Saudi Arabia hooked on solar power as oil antidote
The National Staff | January 25, 2010
The Al Zour substation in Kuwait, one of the key links in the proprosed GCC electricity grid.
Courtesy: GCC Interconnection Authority
Saudi Arabia feels threatened by the hot air on climate change emanating from "certain" industrialised countries, and is planning a major push to develop solar-powered electricity.
Claiming that international talks on global carbon emissions were stacked against oil producers while letting subsidised coal producers off the hook, the kingdom's top climate negotiator, Mohammed al Sabban, said the discussions posed a "scary" threat to the Saudi economy.
I can just imagine the ironic chorus of "Cry me a river" that must be rising from the presumably solar- and wind-powered offices of any western environmental lobby groups that have stumbled across this news. Nonetheless, Mr al Sabban has a valid point.
No one has submitted a "burden-sharing agreement" providing equitable treatment to oil exporters and consumers, he said, according to various news agencies.
"Oil is being singled out," Reuters reported him as saying. "We all know that oil is already heavily taxed while coal is enjoying subsidies ... (but) coal is producing more pollution than oil."
"If we are sincere about protecting the climate, we need to adjust that," he added. "Whenever we talk about carbon tax it simply results in a simple gasoline tax, and that adds burden on oil and adds on uncertainties on future demand for oil."

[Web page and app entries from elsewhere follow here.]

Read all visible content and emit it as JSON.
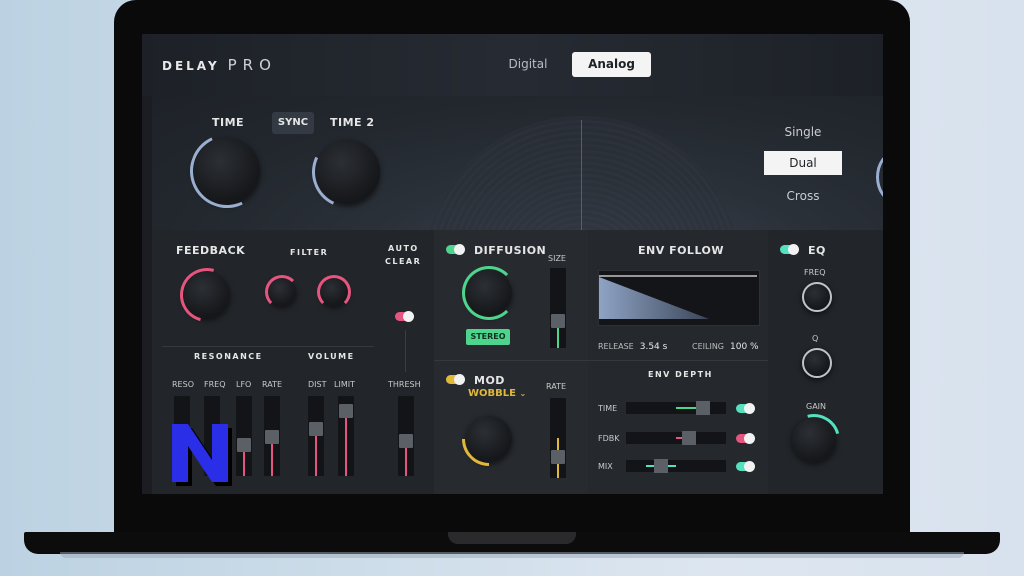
{
  "app": {
    "logo_main": "DELAY",
    "logo_sub": "PRO",
    "modes": [
      "Digital",
      "Analog"
    ],
    "active_mode": "Analog"
  },
  "time_section": {
    "time_label": "TIME",
    "sync_label": "SYNC",
    "time2_label": "TIME 2"
  },
  "routing": {
    "options": [
      "Single",
      "Dual",
      "Cross"
    ],
    "active": "Dual"
  },
  "feedback": {
    "title": "FEEDBACK",
    "filter_label": "FILTER",
    "auto_clear_line1": "AUTO",
    "auto_clear_line2": "CLEAR",
    "thresh_label": "THRESH",
    "resonance_label": "RESONANCE",
    "volume_label": "VOLUME",
    "fader_labels": [
      "RESO",
      "FREQ",
      "LFO",
      "RATE",
      "DIST",
      "LIMIT"
    ]
  },
  "diffusion": {
    "title": "DIFFUSION",
    "size_label": "SIZE",
    "stereo_label": "STEREO",
    "mod_title": "MOD",
    "mod_shape": "WOBBLE",
    "rate_label": "RATE"
  },
  "env_follow": {
    "title": "ENV FOLLOW",
    "release_label": "RELEASE",
    "release_value": "3.54 s",
    "ceiling_label": "CEILING",
    "ceiling_value": "100 %",
    "depth_title": "ENV DEPTH",
    "depth_rows": [
      "TIME",
      "FDBK",
      "MIX"
    ]
  },
  "eq": {
    "title": "EQ",
    "freq_label": "FREQ",
    "q_label": "Q",
    "gain_label": "GAIN"
  },
  "colors": {
    "accent_pink": "#e6557f",
    "accent_green": "#4fd48e",
    "accent_mint": "#55e0c0",
    "accent_yellow": "#e0b83a",
    "accent_blue": "#9aaed0",
    "badge_blue": "#2a2ee6"
  },
  "badge_icon": "n-letter-logo-icon"
}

"If any energy product should be hit hard, it should be coal," Mr al Sabban concluded.
While complaining that the kingdom was being unfairly targetted over of its oil production, he also said Saudi Arabia was planning to export solar power and would eschew nuclear energy.
"We are ruling out nuclear energy for now," Mr al Sabban told Bloomberg. "We are joining the International Renewable Energy Agency (IRENA) and we will focus on solar energy as a renewable."
He said the kingdom was investing heavily in solar power.
Helene Pelosse, the secretary general of IRENA, meanwhile, is on record as opposing nuclear development.
If Mr al Sabban's solar investment claim is on target, then Saudi Arabia is charting a significantly different path from its neigbour, the United Arab Emirates, which has launched a civilian nuclear power programme and last month awarded a US$20 billion (Dh73.4bn) contract to a South Korean consortium to build the nation's first four reactors by 2020.
The UAE, which hosts the IRENA secretariat, is developing solar power in a measured way, and so far has no plans to become a net electricity exporter. The Government has announced a plan to require the power sector to generate 7 per cent of the nation's electricity from renewable energy by 2020.
At the same time, the individual emirates are doing little to dismantle bureaucratic barriers that prevent private owners of small-scale solar installations from selling power to the regional electricity grid or, in most cases, even connecting their panels to the grid. That could make the federation's modest renewable energy target hard to achieve.
Whether Saudi Arabia is in any better position to deliver on its electricity export scheme is also debatable. So far, its investments in solar plants have been small, with the biggest project completed to date being a 2 megawatt solar array at King Abdullah University of Science and Technology, which might provide enough power for the medium-sized institution during daylight hours.
In November, however, the Bahrain-based First Energy Bank struck a deal with a local partner to build a $1bn polysilicon plant in the kingdom to supply manufacturers of solar panels.
This week, Saudi Arabia's King Abdulaziz College of Science and Technology announced the first phase of a national drive to develop solar powered water desalination. The ambitious project would use nanotechnology developed at the college.
Nevertheless, with construction of a 100 megawatt solar project soon to start, the UAE is well positioned to beat Saudi Arabia to the punch as the first Gulf country to develop a utility-scale renewable power plant.
It will be interesting to see if either country succeeds in developing the reliable cross-border grid hook-ups that are needed for any state to provide back-up power to a stricken neighbour, let alone long-term exports.
The first interconnections aimed at creating a GCC grid were tested last month, linking the national power grids of Saudi Arabia, Kuwait, Qatar and Bahrain. The UAE and Oman are scheduled to link their grids next year, as a precursor to a comprehensive regional hook-up in 2012.
If that project succeeds, it would vastly improve the GCC's unimpressive track record on regional energy co-operation. So far, the only cross-border energy project to bear fruit in the Gulf region has been the undersea pipeline exporting gas from Qatar to Abu Dhabi.